**What you will do**: Line by line, retype the material exactly and leave each picture out.

+--

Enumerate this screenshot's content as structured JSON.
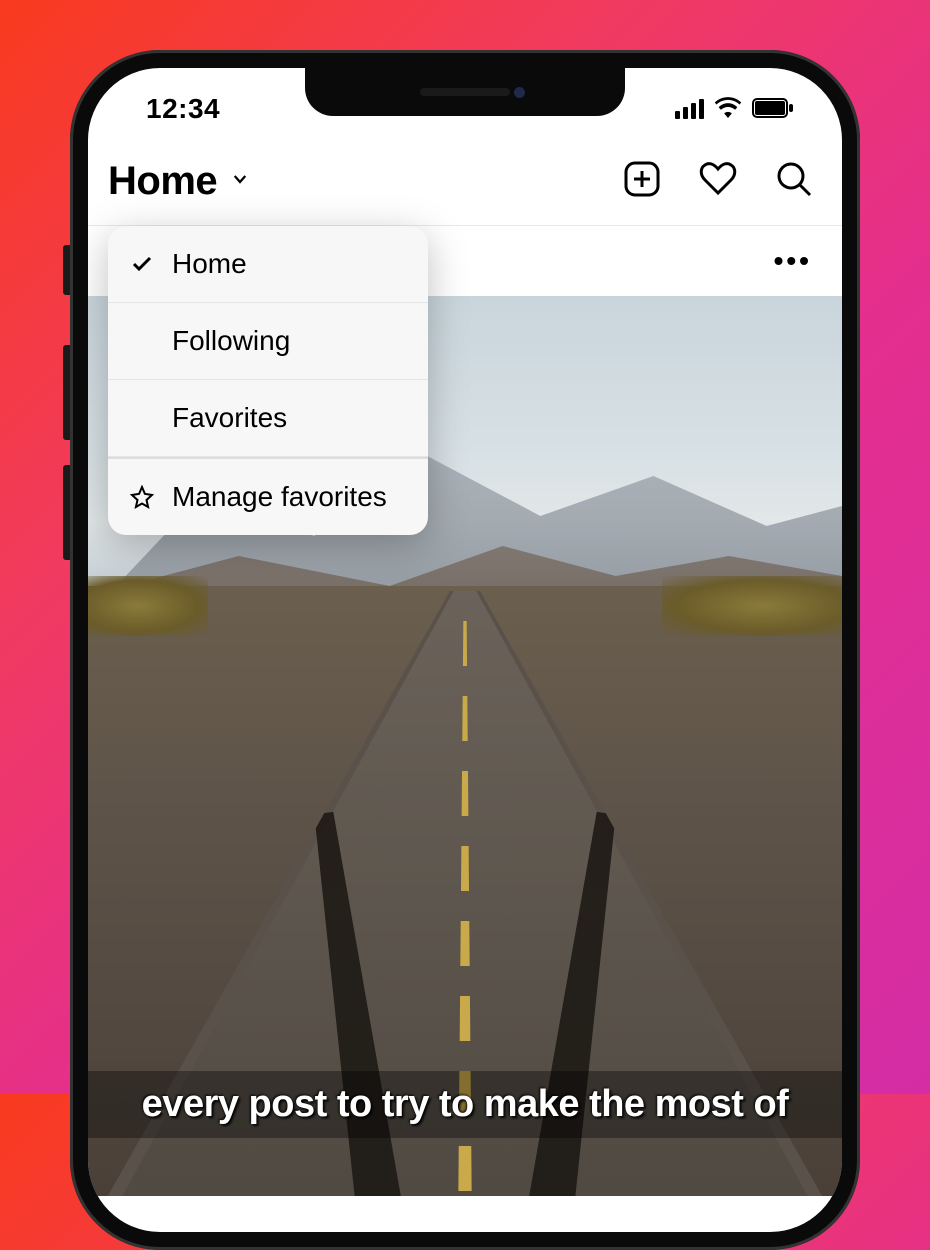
{
  "statusBar": {
    "time": "12:34"
  },
  "header": {
    "title": "Home"
  },
  "dropdown": {
    "items": [
      {
        "label": "Home",
        "icon": "check"
      },
      {
        "label": "Following",
        "icon": ""
      },
      {
        "label": "Favorites",
        "icon": ""
      },
      {
        "label": "Manage favorites",
        "icon": "star"
      }
    ]
  },
  "post": {
    "moreDots": "•••"
  },
  "caption": {
    "text": "every post to try to make the most of"
  }
}
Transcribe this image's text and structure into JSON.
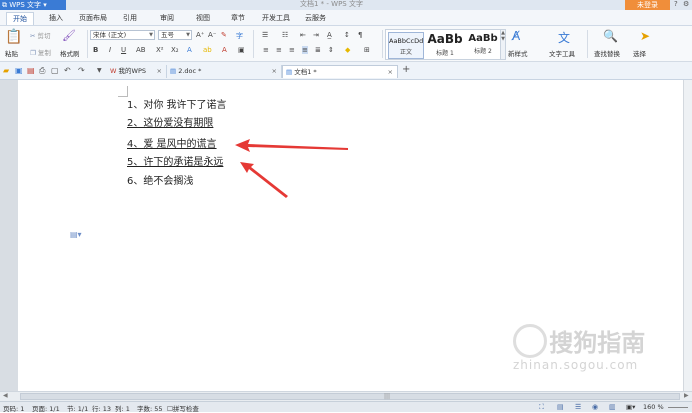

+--

**Response box**:
Enumerate this screenshot's content as structured JSON.
{
  "statusBar": {
    "time": "12:34"
  },
  "header": {
    "title": "Home"
  },
  "dropdown": {
    "items": [
      {
        "label": "Home",
        "icon": "check"
      },
      {
        "label": "Following",
        "icon": ""
      },
      {
        "label": "Favorites",
        "icon": ""
      },
      {
        "label": "Manage favorites",
        "icon": "star"
      }
    ]
  },
  "post": {
    "moreDots": "•••"
  },
  "caption": {
    "text": "every post to try to make the most of"
  }
}
Transcribe this image's text and structure into JSON.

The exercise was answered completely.